++++ RECORDS FOR PROCESSING ++++
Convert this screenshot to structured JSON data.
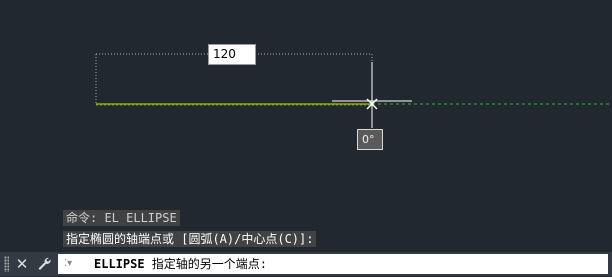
{
  "drawing": {
    "dimension_value": "120",
    "angle_value": "0°",
    "background_color": "#212830",
    "polar_tracking_color": "#2db82d",
    "ellipse_preview_color": "#c8b400"
  },
  "command_history": {
    "line1": "命令: EL ELLIPSE",
    "line2": "指定椭圆的轴端点或 [圆弧(A)/中心点(C)]:"
  },
  "command_line": {
    "command_name": "ELLIPSE",
    "prompt": " 指定轴的另一个端点:",
    "close_icon": "close-icon",
    "customize_icon": "wrench-icon",
    "prompt_icon": "command-prompt-icon"
  }
}
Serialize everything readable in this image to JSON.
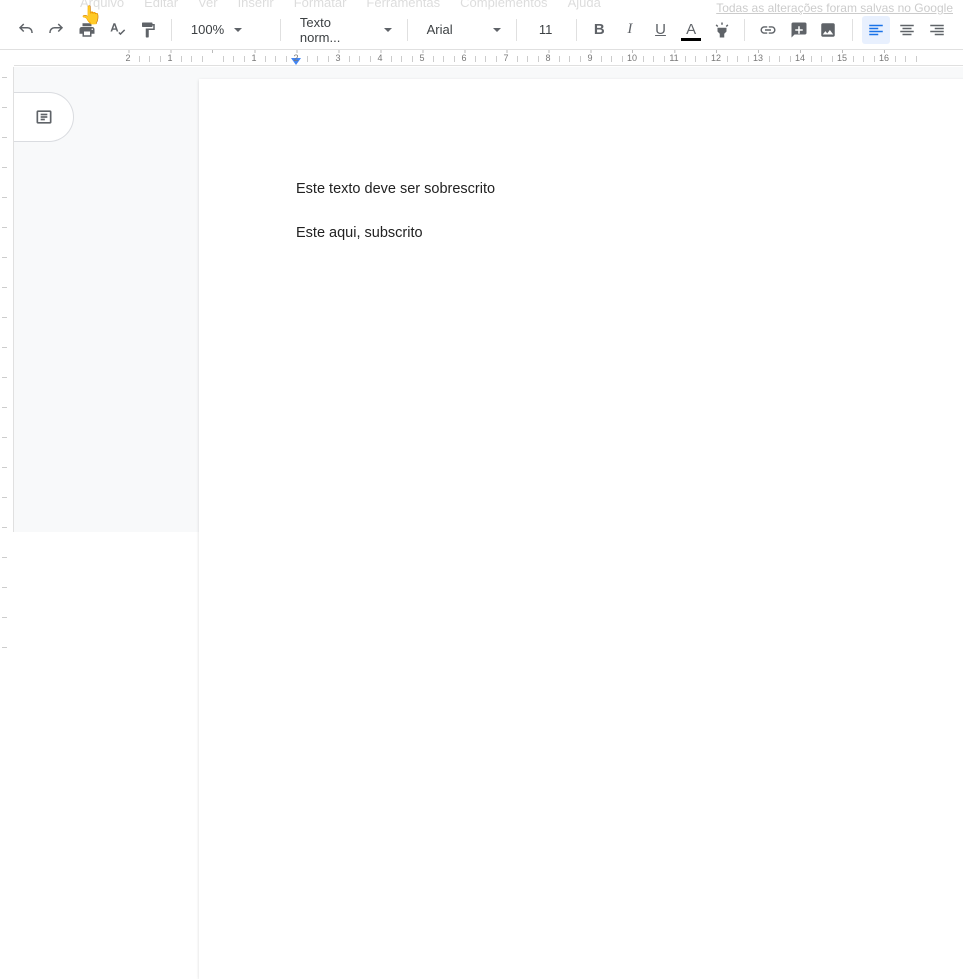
{
  "menubar": {
    "items": [
      "Arquivo",
      "Editar",
      "Ver",
      "Inserir",
      "Formatar",
      "Ferramentas",
      "Complementos",
      "Ajuda"
    ]
  },
  "status": {
    "text": "Todas as alterações foram salvas no Google"
  },
  "toolbar": {
    "zoom": "100%",
    "style": "Texto norm...",
    "font": "Arial",
    "size": "11"
  },
  "ruler": {
    "labels": [
      "2",
      "1",
      "",
      "1",
      "2",
      "3",
      "4",
      "5",
      "6",
      "7",
      "8",
      "9",
      "10",
      "11",
      "12",
      "13",
      "14",
      "15",
      "16"
    ]
  },
  "document": {
    "line1": "Este texto deve ser sobrescrito",
    "line2": "Este aqui, subscrito"
  }
}
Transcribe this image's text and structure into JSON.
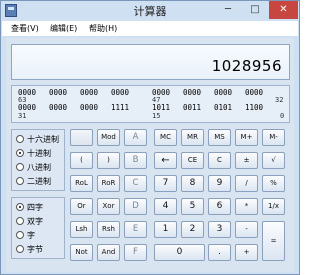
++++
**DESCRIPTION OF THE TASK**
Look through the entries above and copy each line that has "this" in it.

**PROBLEM SOLUTION**
Convert this screenshot to structured JSON data.
Serialize everything readable in this image to JSON.
Transcribe this image's text and structure into JSON.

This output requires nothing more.